EXERCISE PROMPT:
Reproduce the entire listing exactly as written, apart from its pictures.

---------- PROVIDED MATERIAL

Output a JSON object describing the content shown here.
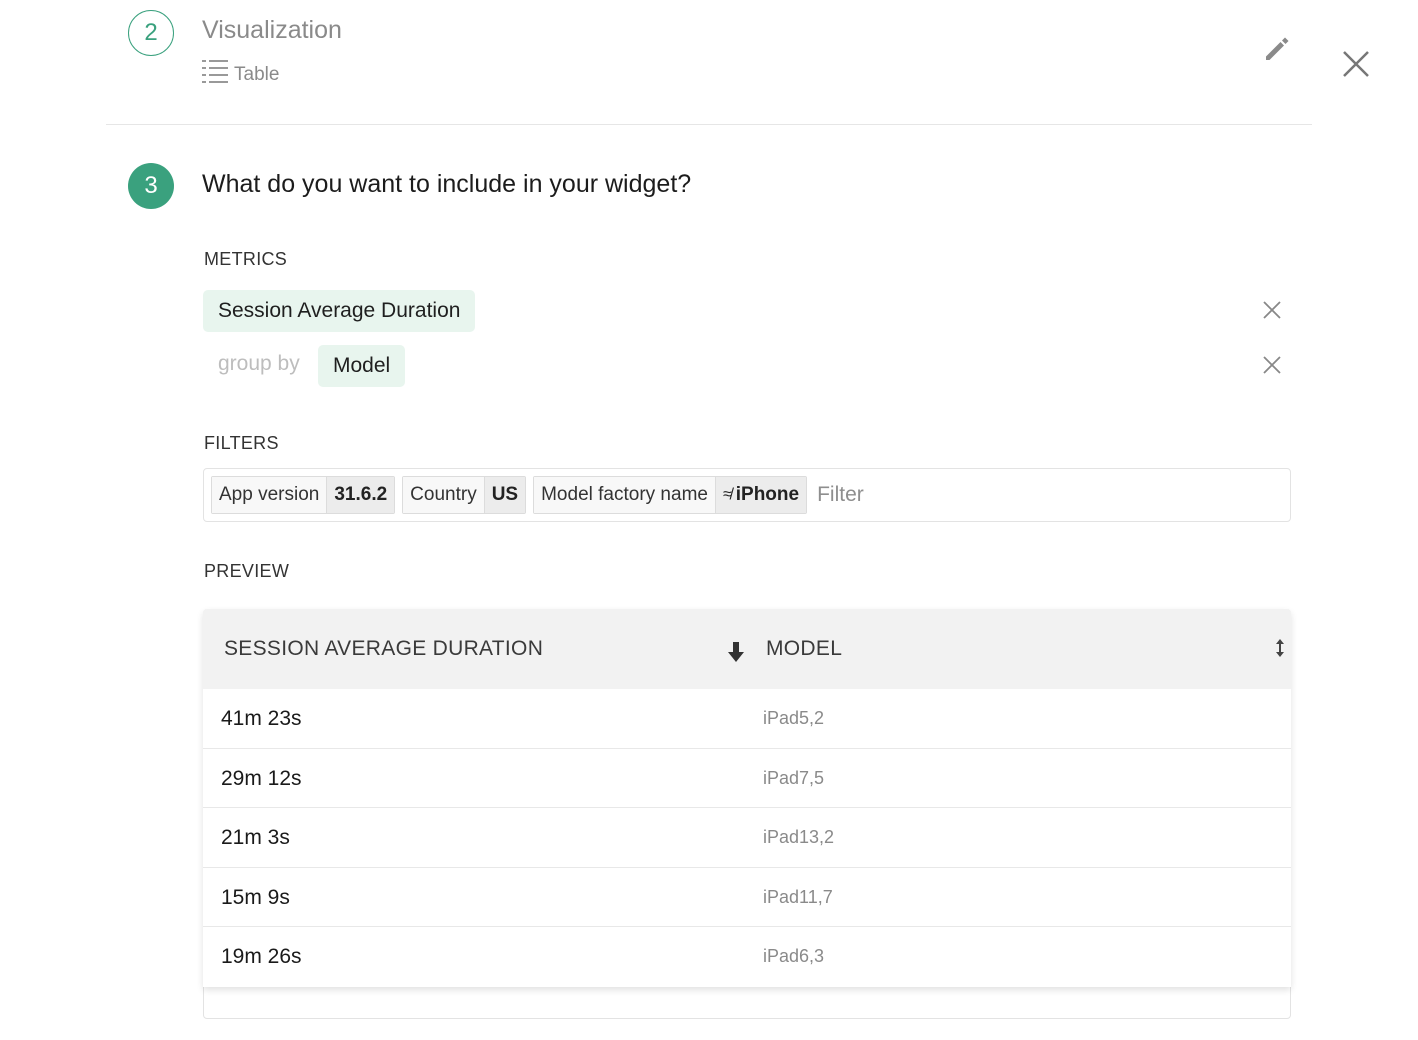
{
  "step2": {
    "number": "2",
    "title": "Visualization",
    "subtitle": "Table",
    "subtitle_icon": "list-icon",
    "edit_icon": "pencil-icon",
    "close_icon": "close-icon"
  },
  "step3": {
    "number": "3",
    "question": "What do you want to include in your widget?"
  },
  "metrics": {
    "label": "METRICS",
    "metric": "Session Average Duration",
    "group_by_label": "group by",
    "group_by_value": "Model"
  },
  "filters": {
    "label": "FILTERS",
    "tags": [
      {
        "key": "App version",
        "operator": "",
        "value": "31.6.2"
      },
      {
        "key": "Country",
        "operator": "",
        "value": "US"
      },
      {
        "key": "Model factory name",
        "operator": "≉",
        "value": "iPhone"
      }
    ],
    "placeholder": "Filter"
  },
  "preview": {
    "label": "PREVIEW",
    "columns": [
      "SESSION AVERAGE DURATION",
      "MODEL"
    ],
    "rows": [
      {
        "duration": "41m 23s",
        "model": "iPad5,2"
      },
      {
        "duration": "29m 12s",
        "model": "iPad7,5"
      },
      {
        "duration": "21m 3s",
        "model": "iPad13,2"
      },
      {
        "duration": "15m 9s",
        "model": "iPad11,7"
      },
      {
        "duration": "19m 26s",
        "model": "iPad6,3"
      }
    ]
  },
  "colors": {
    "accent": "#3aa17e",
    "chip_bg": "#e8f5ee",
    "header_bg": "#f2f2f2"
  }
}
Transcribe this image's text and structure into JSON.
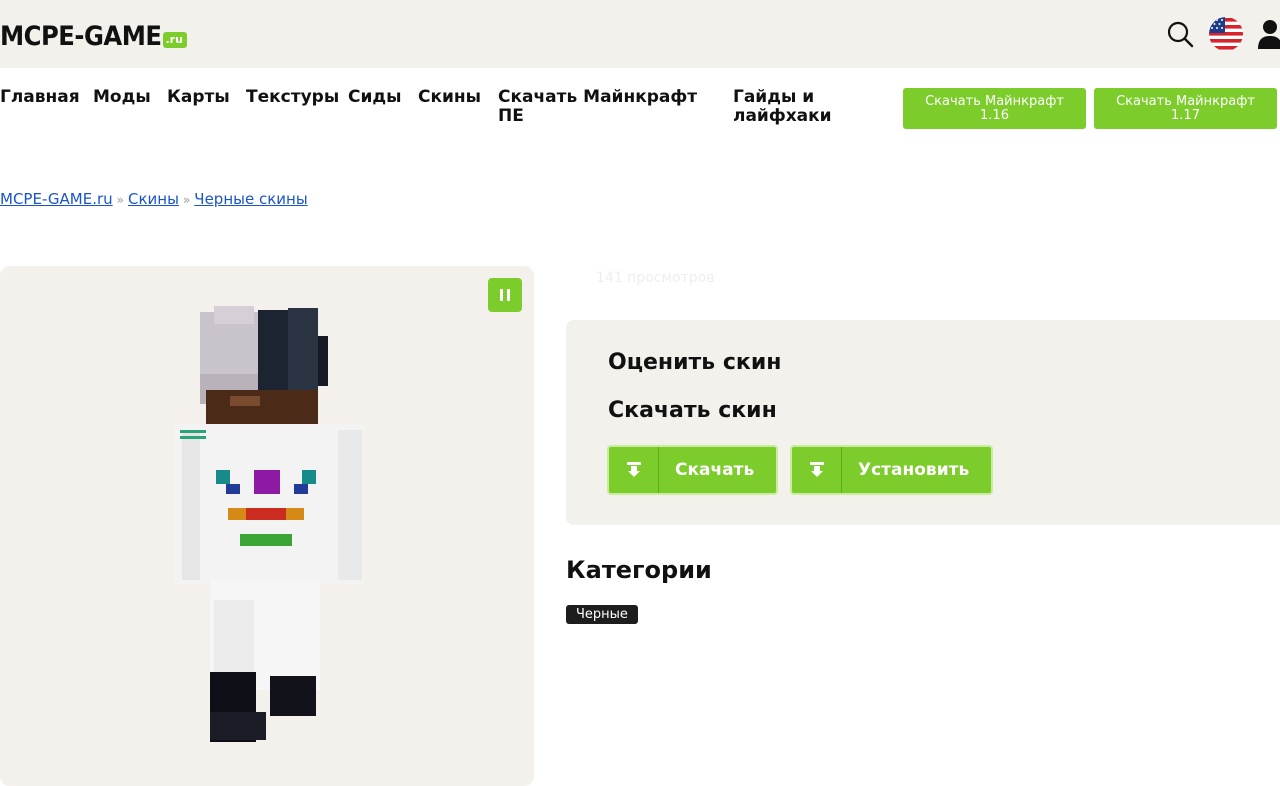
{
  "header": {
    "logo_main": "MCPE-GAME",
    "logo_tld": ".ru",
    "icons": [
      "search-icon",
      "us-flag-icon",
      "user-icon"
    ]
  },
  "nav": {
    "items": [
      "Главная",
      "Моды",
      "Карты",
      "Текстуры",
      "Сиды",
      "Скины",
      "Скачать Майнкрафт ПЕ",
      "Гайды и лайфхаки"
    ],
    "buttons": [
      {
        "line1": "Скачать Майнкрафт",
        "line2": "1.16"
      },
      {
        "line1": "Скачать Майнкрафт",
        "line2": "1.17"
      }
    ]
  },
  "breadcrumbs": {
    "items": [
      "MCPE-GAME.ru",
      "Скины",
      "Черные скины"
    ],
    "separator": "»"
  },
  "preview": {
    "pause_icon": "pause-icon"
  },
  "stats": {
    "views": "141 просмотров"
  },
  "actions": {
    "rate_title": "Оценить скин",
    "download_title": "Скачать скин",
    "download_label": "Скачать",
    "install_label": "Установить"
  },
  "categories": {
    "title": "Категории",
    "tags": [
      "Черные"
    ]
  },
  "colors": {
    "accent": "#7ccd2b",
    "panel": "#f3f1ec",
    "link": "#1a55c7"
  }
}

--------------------

FINISHED EXERCISE:
Output a JSON object describing the content shown here.
{
  "step2": {
    "number": "2",
    "title": "Visualization",
    "subtitle": "Table",
    "subtitle_icon": "list-icon",
    "edit_icon": "pencil-icon",
    "close_icon": "close-icon"
  },
  "step3": {
    "number": "3",
    "question": "What do you want to include in your widget?"
  },
  "metrics": {
    "label": "METRICS",
    "metric": "Session Average Duration",
    "group_by_label": "group by",
    "group_by_value": "Model"
  },
  "filters": {
    "label": "FILTERS",
    "tags": [
      {
        "key": "App version",
        "operator": "",
        "value": "31.6.2"
      },
      {
        "key": "Country",
        "operator": "",
        "value": "US"
      },
      {
        "key": "Model factory name",
        "operator": "≉",
        "value": "iPhone"
      }
    ],
    "placeholder": "Filter"
  },
  "preview": {
    "label": "PREVIEW",
    "columns": [
      "SESSION AVERAGE DURATION",
      "MODEL"
    ],
    "rows": [
      {
        "duration": "41m 23s",
        "model": "iPad5,2"
      },
      {
        "duration": "29m 12s",
        "model": "iPad7,5"
      },
      {
        "duration": "21m 3s",
        "model": "iPad13,2"
      },
      {
        "duration": "15m 9s",
        "model": "iPad11,7"
      },
      {
        "duration": "19m 26s",
        "model": "iPad6,3"
      }
    ]
  },
  "colors": {
    "accent": "#3aa17e",
    "chip_bg": "#e8f5ee",
    "header_bg": "#f2f2f2"
  }
}
Transcribe this image's text and structure into JSON.
{
  "header": {
    "logo_main": "MCPE-GAME",
    "logo_tld": ".ru",
    "icons": [
      "search-icon",
      "us-flag-icon",
      "user-icon"
    ]
  },
  "nav": {
    "items": [
      "Главная",
      "Моды",
      "Карты",
      "Текстуры",
      "Сиды",
      "Скины",
      "Скачать Майнкрафт ПЕ",
      "Гайды и лайфхаки"
    ],
    "buttons": [
      {
        "line1": "Скачать Майнкрафт",
        "line2": "1.16"
      },
      {
        "line1": "Скачать Майнкрафт",
        "line2": "1.17"
      }
    ]
  },
  "breadcrumbs": {
    "items": [
      "MCPE-GAME.ru",
      "Скины",
      "Черные скины"
    ],
    "separator": "»"
  },
  "preview": {
    "pause_icon": "pause-icon"
  },
  "stats": {
    "views": "141 просмотров"
  },
  "actions": {
    "rate_title": "Оценить скин",
    "download_title": "Скачать скин",
    "download_label": "Скачать",
    "install_label": "Установить"
  },
  "categories": {
    "title": "Категории",
    "tags": [
      "Черные"
    ]
  },
  "colors": {
    "accent": "#7ccd2b",
    "panel": "#f3f1ec",
    "link": "#1a55c7"
  }
}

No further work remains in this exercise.